The computer-based design and preparation of these sheet-metal lightweight-structures as well as the transfer of the generated data to CNC-controlled production machines represent a nearly ideal file-to-factory information processing. The production process is directly controlled by the computational design and generation process and its output. Assembly and logistics are not yet incorporated, whereby the production-logistics concerning the feeding of ISF and IS appliances or laser-cutter for the tailoring of the parts may be carried out by pick-and-place-robots. The degree of automatization of the assembly of the entire final structure depends very much on its dimensions. For this purpose special robotic appliances have to be developed.
Computer controlled methods have developed further in all fields of technique. In the field of CAD, the options of design, description, generation and optimization of complex geometries enable us to anticipate the entire designing and optimization process of a planned object in a virtual environment. Tessellations and elementations based on topology open the way to discretisation of any spatial form. Local reinforcement and local structural enhancement may be incorporated solely by variation of the global or local geometry. Such a spatial structure may be represented by a topological building system where just only the individual measuring of the parts vary.
CNC-controlled tools and machines help to individualize the production processes in many different materials like timber or sheet-metal. Timber may serve as a sustainable material to produce ‘Smart Dies’ as well as other tools, employed in the sheet-forming process. The design and production tools complement each other in a way, that fully automated file-to-factory-processes can be developed. This allows the production of geometrically highly complex building kits like e.g. the sheet-metal lightweight-building systems based on folded elements developed at Aachen University.
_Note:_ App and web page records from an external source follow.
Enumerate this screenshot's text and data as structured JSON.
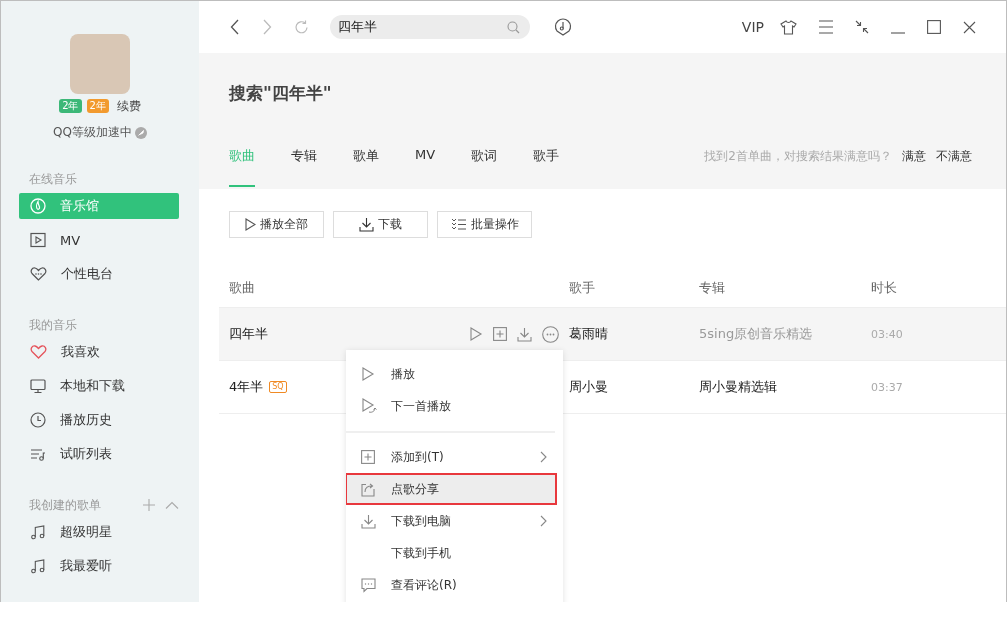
{
  "sidebar": {
    "badges": [
      "2年",
      "2年"
    ],
    "renew": "续费",
    "level_text": "QQ等级加速中",
    "sections": [
      {
        "title": "在线音乐",
        "actions": false,
        "items": [
          {
            "label": "音乐馆",
            "selected": true
          },
          {
            "label": "MV",
            "selected": false
          },
          {
            "label": "个性电台",
            "selected": false
          }
        ]
      },
      {
        "title": "我的音乐",
        "actions": false,
        "items": [
          {
            "label": "我喜欢",
            "selected": false
          },
          {
            "label": "本地和下载",
            "selected": false
          },
          {
            "label": "播放历史",
            "selected": false
          },
          {
            "label": "试听列表",
            "selected": false
          }
        ]
      },
      {
        "title": "我创建的歌单",
        "actions": true,
        "items": [
          {
            "label": "超级明星",
            "selected": false
          },
          {
            "label": "我最爱听",
            "selected": false
          }
        ]
      }
    ]
  },
  "toolbar": {
    "search": {
      "value": "四年半"
    },
    "vip": "VIP"
  },
  "header": {
    "title": "搜索\"四年半\"",
    "tabs": [
      {
        "label": "歌曲",
        "selected": true
      },
      {
        "label": "专辑",
        "selected": false
      },
      {
        "label": "歌单",
        "selected": false
      },
      {
        "label": "MV",
        "selected": false
      },
      {
        "label": "歌词",
        "selected": false
      },
      {
        "label": "歌手",
        "selected": false
      }
    ],
    "feedback": "找到2首单曲，对搜索结果满意吗？",
    "feedback_links": [
      "满意",
      "不满意"
    ]
  },
  "actions": [
    "播放全部",
    "下载",
    "批量操作"
  ],
  "table": {
    "columns": [
      "歌曲",
      "歌手",
      "专辑",
      "时长"
    ],
    "rows": [
      {
        "song": "四年半",
        "badge": "",
        "artist": "葛雨晴",
        "album": "5sing原创音乐精选",
        "album_linked": false,
        "duration": "03:40",
        "hovered": true
      },
      {
        "song": "4年半",
        "badge": "SQ",
        "artist": "周小曼",
        "album": "周小曼精选辑",
        "album_linked": true,
        "duration": "03:37",
        "hovered": false
      }
    ]
  },
  "context_menu": {
    "groups": [
      [
        {
          "label": "播放",
          "submenu": false,
          "selected": false
        },
        {
          "label": "下一首播放",
          "submenu": false,
          "selected": false
        }
      ],
      [
        {
          "label": "添加到(T)",
          "submenu": true,
          "selected": false
        },
        {
          "label": "点歌分享",
          "submenu": false,
          "selected": true
        },
        {
          "label": "下载到电脑",
          "submenu": true,
          "selected": false
        },
        {
          "label": "下载到手机",
          "submenu": false,
          "selected": false
        },
        {
          "label": "查看评论(R)",
          "submenu": false,
          "selected": false
        }
      ]
    ]
  }
}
There may be other principles of structural morphology that need to be tested for their properties of elementation and their suitability for the production processes. The basic tools and methods however are already available to transfer Euklidian constant measuring from virtuality to reality.
|Folding Structures Made From Thin Sheet Metal|
Self-Supporting Structures Without Substructure of Stainless Steel by Means of incremental Sheet Forming.
|Sheet Metal Panels|
Design and Manufacturing of Sheet Metal Panels for Load-Bearing Freeform Structures.
|Optimisation of Folding Structures|
Shape Optimization of Thin-Walled Shell Structures by Superimposing Folded Structures.